He recalled the sacrifices made for future generations by the ancient Kumeyaay and to the original shareholders of the valley. “We owe them a great debt of gratitude, which is why we must embrace the pain and uncertainty of our future and create a place for those not yet born, those for 175 years from now, those of the seventh generation from today,” he said. “We will need courage going forth—and my experience with you in the last 20 years, courage is what you have an abundance of.”
 

In the 1930s, the tribe followed through on a vision for the future and bought land on the site of the current generation, including the community center where the swearing-in ceremony was held. Later, Indian gaming brought economic prosperity to the tribe—but also challenges. Now Pico says it is time for the tribe to once again create a new vision for its future.
 

“We have seen more changes in the last 50 years than our ancestors saw in 10,000 years,” Pico observed. Some tribal elders worried that younger Viejas members would lose their language and customs. “We were propelled forward by gaming so fast that the wheels almost fell off the race car.”

Pico believes that everything his people need stems from good governance. “Now is the time to take a closer look at our government,” he said. “We have cracks to fill and bricks to build…That’s nation building.” He told tribal members present, “I invite all of you to join in the nation building effort. I can provide guidance and leadership, along with your tribal council—but it will take an entire community to make it happen.”
 

Thomas Hyde, an esteemed elder, performed a ceremonial blessing with burning sage. Two other tribal members performed a traditional bird song before the swearing in by Judge Anthony Brandenburg, Chief Judge of the Intertribal Court of Southern California. The event, attended by San Diego community leaders and elected officials as well as tribal members, also included a luncheon.
 

Pico spoke last, following Kumeyaay tradition. Other tribal council members also addressed the audience.
 

Vice Chairman Robert “Cita” Welch Jr. emphasized the importance of sovereignty, the right for a tribe to govern itself, but added, “To protect our sovereignty, we must use it wisely.” He also stressed the importance of creating “a sense of hope and to push our children to receive a degree from college,” noting that education provides hope for the future.
 

Secretary Anita R. Uqualla urged the people not to be like a silent breeze, but instead “be like the loud, strong wind that blows through here and moves things.”
 

Samuel Q. Brown, Treasurer, expressed gratitude to his parents and the lessons he learned growing up on the reservation. “We as a people have always been investors,” he said, praising ancestors who in the 1930s made the decision to buy 1,600 acres of land for Viejas.
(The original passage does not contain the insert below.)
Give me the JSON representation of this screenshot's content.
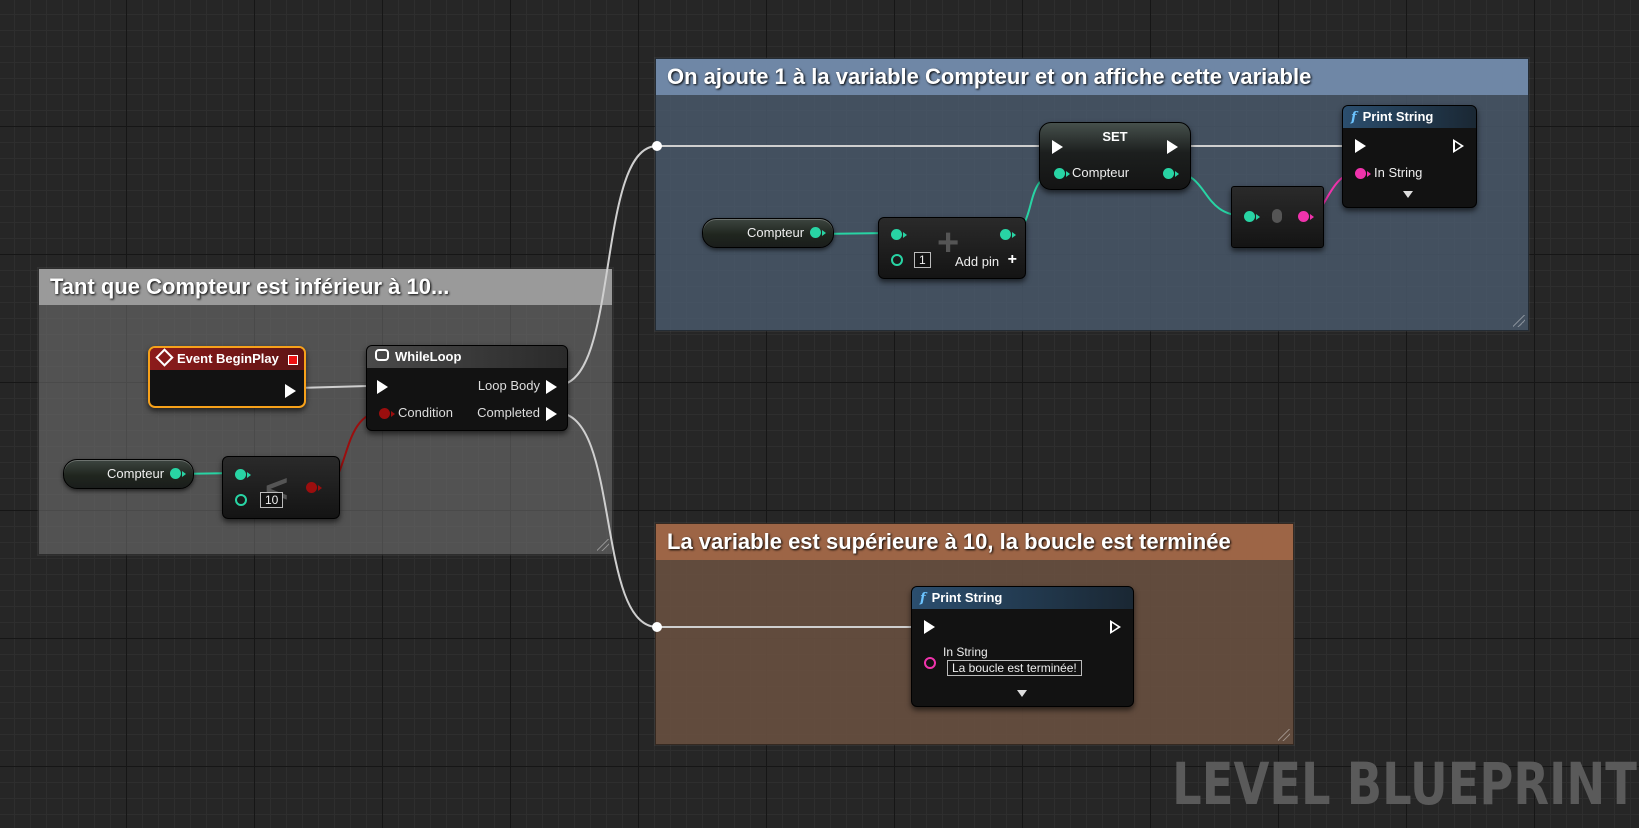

He likened the act to planting an acorn, knowing that the tree that grows from it will not bear fruit in a lifetime, but will provide food for future generations. He said the tribal council needs to draw on lessons from the past to “lead us again to prosperity, but that this will require a unified vision. “What will be our contribution, our oak trees, for future generations?” he asked.
 

Greybuck Espinoza, Councilman, agreed, and pledged to work toward “unity, discipline, and a vision we can all believe in.”
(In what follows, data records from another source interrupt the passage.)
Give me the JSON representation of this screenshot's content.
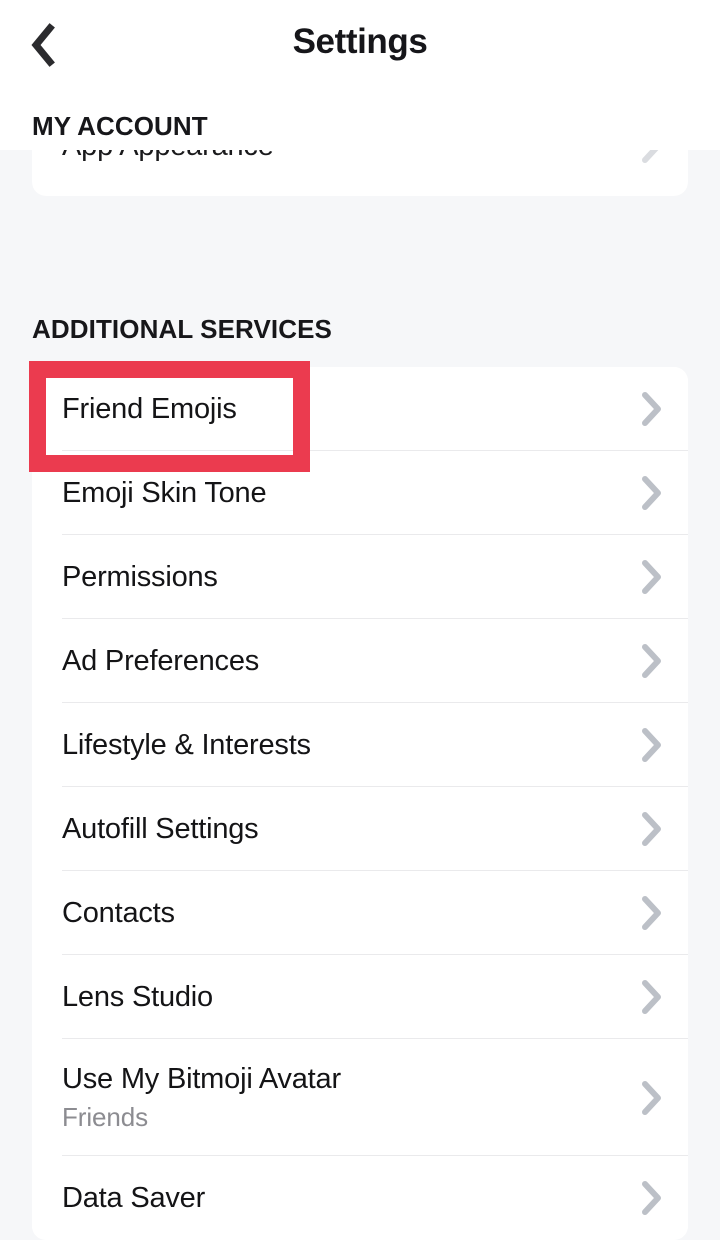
{
  "header": {
    "title": "Settings",
    "back_icon": "chevron-left-icon"
  },
  "colors": {
    "page_background": "#F6F7F9",
    "card_background": "#FFFFFF",
    "primary_text": "#141416",
    "secondary_text": "#8C8C91",
    "chevron": "#BCC0C7",
    "annotation_red": "#EB3B4F",
    "divider": "#EAEAEC"
  },
  "sections": [
    {
      "heading": "MY ACCOUNT",
      "partially_visible": true,
      "rows": [
        {
          "title": "App Appearance",
          "chevron_icon": "chevron-right-icon"
        }
      ]
    },
    {
      "heading": "ADDITIONAL SERVICES",
      "partially_visible": false,
      "rows": [
        {
          "title": "Friend Emojis",
          "chevron_icon": "chevron-right-icon"
        },
        {
          "title": "Emoji Skin Tone",
          "chevron_icon": "chevron-right-icon"
        },
        {
          "title": "Permissions",
          "chevron_icon": "chevron-right-icon"
        },
        {
          "title": "Ad Preferences",
          "chevron_icon": "chevron-right-icon"
        },
        {
          "title": "Lifestyle & Interests",
          "chevron_icon": "chevron-right-icon"
        },
        {
          "title": "Autofill Settings",
          "chevron_icon": "chevron-right-icon"
        },
        {
          "title": "Contacts",
          "chevron_icon": "chevron-right-icon"
        },
        {
          "title": "Lens Studio",
          "chevron_icon": "chevron-right-icon"
        },
        {
          "title": "Use My Bitmoji Avatar",
          "subtitle": "Friends",
          "chevron_icon": "chevron-right-icon"
        },
        {
          "title": "Data Saver",
          "chevron_icon": "chevron-right-icon"
        }
      ]
    }
  ],
  "annotation": {
    "target_row": "Friend Emojis",
    "shape": "rectangle-outline"
  }
}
Victor Woods, Councilman, said spirituality and more use of Native language are important values. “I have turned my life around,” he said, “and I stand before you today to give back.”
 

Raymond “Bear” Cuero, Councilman, welcomed the audience with a traditional Kumeyaay greeting, “Howka!” Echoing the sentiments of other new leaders on the tribal council, Cuero said that tribal customs, visions, and education “are extremely important to our future.”